*** Opening Entries supplied ***

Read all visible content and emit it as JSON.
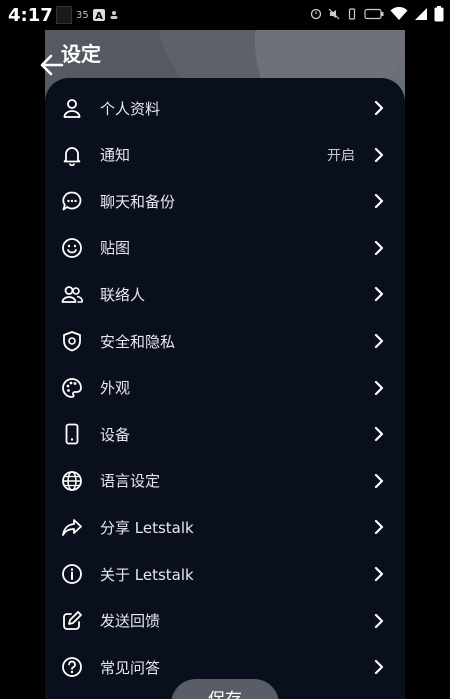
{
  "status_bar": {
    "time": "4:17",
    "left_extra": "35"
  },
  "header": {
    "title": "设定"
  },
  "menu": [
    {
      "key": "profile",
      "label": "个人资料",
      "icon": "person-icon"
    },
    {
      "key": "notifications",
      "label": "通知",
      "value": "开启",
      "icon": "bell-icon"
    },
    {
      "key": "chat-backup",
      "label": "聊天和备份",
      "icon": "chat-bubble-icon"
    },
    {
      "key": "stickers",
      "label": "贴图",
      "icon": "smiley-icon"
    },
    {
      "key": "contacts",
      "label": "联络人",
      "icon": "contacts-icon"
    },
    {
      "key": "security-privacy",
      "label": "安全和隐私",
      "icon": "shield-icon"
    },
    {
      "key": "appearance",
      "label": "外观",
      "icon": "palette-icon"
    },
    {
      "key": "devices",
      "label": "设备",
      "icon": "phone-icon"
    },
    {
      "key": "language",
      "label": "语言设定",
      "icon": "globe-icon"
    },
    {
      "key": "share",
      "label": "分享 Letstalk",
      "icon": "share-arrow-icon"
    },
    {
      "key": "about",
      "label": "关于 Letstalk",
      "icon": "info-icon"
    },
    {
      "key": "feedback",
      "label": "发送回馈",
      "icon": "edit-feedback-icon"
    },
    {
      "key": "faq",
      "label": "常见问答",
      "icon": "question-icon"
    }
  ],
  "footer": {
    "save_label": "保存"
  }
}
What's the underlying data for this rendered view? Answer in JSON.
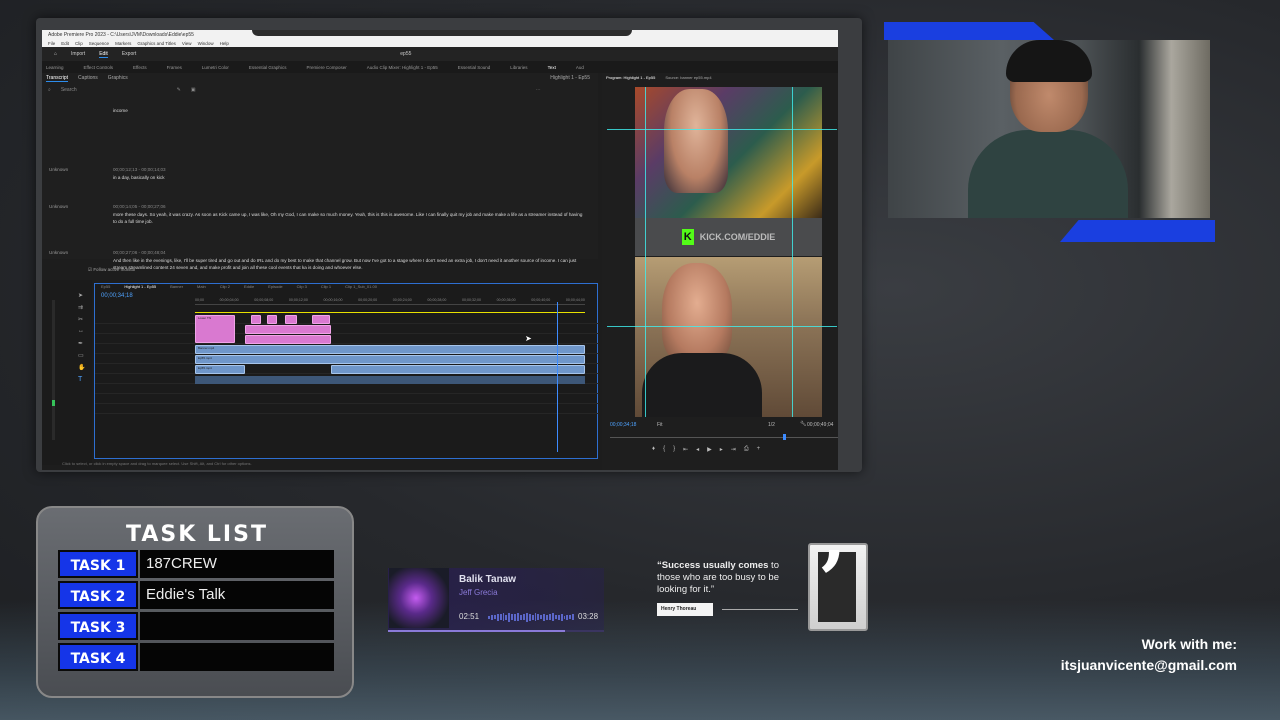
{
  "premiere": {
    "window_title": "Adobe Premiere Pro 2023 - C:\\Users\\JVM\\Downloads\\Eddie\\ep55",
    "menu": [
      "File",
      "Edit",
      "Clip",
      "Sequence",
      "Markers",
      "Graphics and Titles",
      "View",
      "Window",
      "Help"
    ],
    "modes": [
      "Import",
      "Edit",
      "Export"
    ],
    "active_mode": "Edit",
    "project_name": "ep55",
    "workspace_tabs": [
      "Learning",
      "Effect Controls",
      "Effects",
      "Frames",
      "Lumetri Color",
      "Essential Graphics",
      "Premiere Composer",
      "Audio Clip Mixer: Highlight 1 - Ep55",
      "Essential Sound",
      "Libraries",
      "Text",
      "Aud"
    ],
    "text_panel": {
      "tabs": [
        "Transcript",
        "Captions",
        "Graphics"
      ],
      "sequence_label": "Highlight 1 - Ep55",
      "search_placeholder": "Search",
      "first_line": "income",
      "entries": [
        {
          "speaker": "Unknown",
          "time": "00;00;12;13 - 00;00;14;03",
          "text": "in a day, basically on kick"
        },
        {
          "speaker": "Unknown",
          "time": "00;00;14;05 - 00;00;27;06",
          "text": "more these days. So yeah, it was crazy. As soon as Kick came up, I was like, Oh my God, I can make so much money. Yeah, this is this is awesome. Like I can finally quit my job and make make a life as a streamer instead of having to do a full time job."
        },
        {
          "speaker": "Unknown",
          "time": "00;00;27;06 - 00;00;48;04",
          "text": "And then like in the evenings, like, I'll be super tired and go out and do IRL and do my best to make that channel grow. But now I've got to a stage where I don't need an extra job, I don't need it another source of income. I can just stream streamlined content 24 seven and, and make profit and join all these cool events that ka is doing and whoever else."
        }
      ],
      "follow_label": "Follow active monitor"
    },
    "timeline": {
      "tabs": [
        "Ep55",
        "Highlight 1 - Ep55",
        "Banner",
        "Main",
        "Clip 2",
        "Eddie",
        "Episode",
        "Clip 3",
        "Clip 1",
        "Clip 1_Sub_01.00"
      ],
      "timecode": "00;00;34;18",
      "ruler": [
        "00;00",
        "00;00;04;00",
        "00;00;08;00",
        "00;00;12;00",
        "00;00;16;00",
        "00;00;20;00",
        "00;00;24;00",
        "00;00;28;00",
        "00;00;32;00",
        "00;00;36;00",
        "00;00;40;00",
        "00;00;44;00"
      ],
      "clip_labels": {
        "pink": "Lower Thi",
        "blue1": "Banner.mp4",
        "blue2": "Ep55.mp4",
        "blue3": "Ep55.mp4"
      }
    },
    "program": {
      "tab": "Program: Highlight 1 - Ep55",
      "source_tab": "Source: banner ep55.mp4",
      "overlay_text": "KICK.COM/EDDIE",
      "timecode_left": "00;00;34;18",
      "fit": "Fit",
      "ratio": "1/2",
      "timecode_right": "00;00;49;04",
      "playhead_fraction": 0.75
    },
    "status_hint": "Click to select, or click in empty space and drag to marquee select. Use Shift, Alt, and Ctrl for other options."
  },
  "task_list": {
    "title": "TASK LIST",
    "tasks": [
      {
        "label": "TASK 1",
        "value": "187CREW"
      },
      {
        "label": "TASK 2",
        "value": "Eddie's Talk"
      },
      {
        "label": "TASK 3",
        "value": ""
      },
      {
        "label": "TASK 4",
        "value": ""
      }
    ]
  },
  "music": {
    "title": "Balik Tanaw",
    "artist": "Jeff Grecia",
    "elapsed": "02:51",
    "duration": "03:28",
    "progress_fraction": 0.82
  },
  "quote": {
    "text_bold": "“Success usually comes",
    "text_rest": " to those who are too busy to be looking for it.”",
    "author": "Henry Thoreau",
    "glyph": "’"
  },
  "contact": {
    "line1": "Work with me:",
    "line2": "itsjuanvicente@gmail.com"
  },
  "colors": {
    "accent_blue": "#1a3fe0",
    "kick_green": "#53fc18",
    "premiere_blue": "#2d8ceb"
  }
}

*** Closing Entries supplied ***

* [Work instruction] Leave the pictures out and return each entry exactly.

* [Answer space]
Read all visible content and emit it as JSON.
{
  "status_bar": {
    "time": "4:17",
    "left_extra": "35"
  },
  "header": {
    "title": "设定"
  },
  "menu": [
    {
      "key": "profile",
      "label": "个人资料",
      "icon": "person-icon"
    },
    {
      "key": "notifications",
      "label": "通知",
      "value": "开启",
      "icon": "bell-icon"
    },
    {
      "key": "chat-backup",
      "label": "聊天和备份",
      "icon": "chat-bubble-icon"
    },
    {
      "key": "stickers",
      "label": "贴图",
      "icon": "smiley-icon"
    },
    {
      "key": "contacts",
      "label": "联络人",
      "icon": "contacts-icon"
    },
    {
      "key": "security-privacy",
      "label": "安全和隐私",
      "icon": "shield-icon"
    },
    {
      "key": "appearance",
      "label": "外观",
      "icon": "palette-icon"
    },
    {
      "key": "devices",
      "label": "设备",
      "icon": "phone-icon"
    },
    {
      "key": "language",
      "label": "语言设定",
      "icon": "globe-icon"
    },
    {
      "key": "share",
      "label": "分享 Letstalk",
      "icon": "share-arrow-icon"
    },
    {
      "key": "about",
      "label": "关于 Letstalk",
      "icon": "info-icon"
    },
    {
      "key": "feedback",
      "label": "发送回馈",
      "icon": "edit-feedback-icon"
    },
    {
      "key": "faq",
      "label": "常见问答",
      "icon": "question-icon"
    }
  ],
  "footer": {
    "save_label": "保存"
  }
}
What's the underlying data for this rendered view? Answer in JSON.
{
  "premiere": {
    "window_title": "Adobe Premiere Pro 2023 - C:\\Users\\JVM\\Downloads\\Eddie\\ep55",
    "menu": [
      "File",
      "Edit",
      "Clip",
      "Sequence",
      "Markers",
      "Graphics and Titles",
      "View",
      "Window",
      "Help"
    ],
    "modes": [
      "Import",
      "Edit",
      "Export"
    ],
    "active_mode": "Edit",
    "project_name": "ep55",
    "workspace_tabs": [
      "Learning",
      "Effect Controls",
      "Effects",
      "Frames",
      "Lumetri Color",
      "Essential Graphics",
      "Premiere Composer",
      "Audio Clip Mixer: Highlight 1 - Ep55",
      "Essential Sound",
      "Libraries",
      "Text",
      "Aud"
    ],
    "text_panel": {
      "tabs": [
        "Transcript",
        "Captions",
        "Graphics"
      ],
      "sequence_label": "Highlight 1 - Ep55",
      "search_placeholder": "Search",
      "first_line": "income",
      "entries": [
        {
          "speaker": "Unknown",
          "time": "00;00;12;13 - 00;00;14;03",
          "text": "in a day, basically on kick"
        },
        {
          "speaker": "Unknown",
          "time": "00;00;14;05 - 00;00;27;06",
          "text": "more these days. So yeah, it was crazy. As soon as Kick came up, I was like, Oh my God, I can make so much money. Yeah, this is this is awesome. Like I can finally quit my job and make make a life as a streamer instead of having to do a full time job."
        },
        {
          "speaker": "Unknown",
          "time": "00;00;27;06 - 00;00;48;04",
          "text": "And then like in the evenings, like, I'll be super tired and go out and do IRL and do my best to make that channel grow. But now I've got to a stage where I don't need an extra job, I don't need it another source of income. I can just stream streamlined content 24 seven and, and make profit and join all these cool events that ka is doing and whoever else."
        }
      ],
      "follow_label": "Follow active monitor"
    },
    "timeline": {
      "tabs": [
        "Ep55",
        "Highlight 1 - Ep55",
        "Banner",
        "Main",
        "Clip 2",
        "Eddie",
        "Episode",
        "Clip 3",
        "Clip 1",
        "Clip 1_Sub_01.00"
      ],
      "timecode": "00;00;34;18",
      "ruler": [
        "00;00",
        "00;00;04;00",
        "00;00;08;00",
        "00;00;12;00",
        "00;00;16;00",
        "00;00;20;00",
        "00;00;24;00",
        "00;00;28;00",
        "00;00;32;00",
        "00;00;36;00",
        "00;00;40;00",
        "00;00;44;00"
      ],
      "clip_labels": {
        "pink": "Lower Thi",
        "blue1": "Banner.mp4",
        "blue2": "Ep55.mp4",
        "blue3": "Ep55.mp4"
      }
    },
    "program": {
      "tab": "Program: Highlight 1 - Ep55",
      "source_tab": "Source: banner ep55.mp4",
      "overlay_text": "KICK.COM/EDDIE",
      "timecode_left": "00;00;34;18",
      "fit": "Fit",
      "ratio": "1/2",
      "timecode_right": "00;00;49;04",
      "playhead_fraction": 0.75
    },
    "status_hint": "Click to select, or click in empty space and drag to marquee select. Use Shift, Alt, and Ctrl for other options."
  },
  "task_list": {
    "title": "TASK LIST",
    "tasks": [
      {
        "label": "TASK 1",
        "value": "187CREW"
      },
      {
        "label": "TASK 2",
        "value": "Eddie's Talk"
      },
      {
        "label": "TASK 3",
        "value": ""
      },
      {
        "label": "TASK 4",
        "value": ""
      }
    ]
  },
  "music": {
    "title": "Balik Tanaw",
    "artist": "Jeff Grecia",
    "elapsed": "02:51",
    "duration": "03:28",
    "progress_fraction": 0.82
  },
  "quote": {
    "text_bold": "“Success usually comes",
    "text_rest": " to those who are too busy to be looking for it.”",
    "author": "Henry Thoreau",
    "glyph": "’"
  },
  "contact": {
    "line1": "Work with me:",
    "line2": "itsjuanvicente@gmail.com"
  },
  "colors": {
    "accent_blue": "#1a3fe0",
    "kick_green": "#53fc18",
    "premiere_blue": "#2d8ceb"
  }
}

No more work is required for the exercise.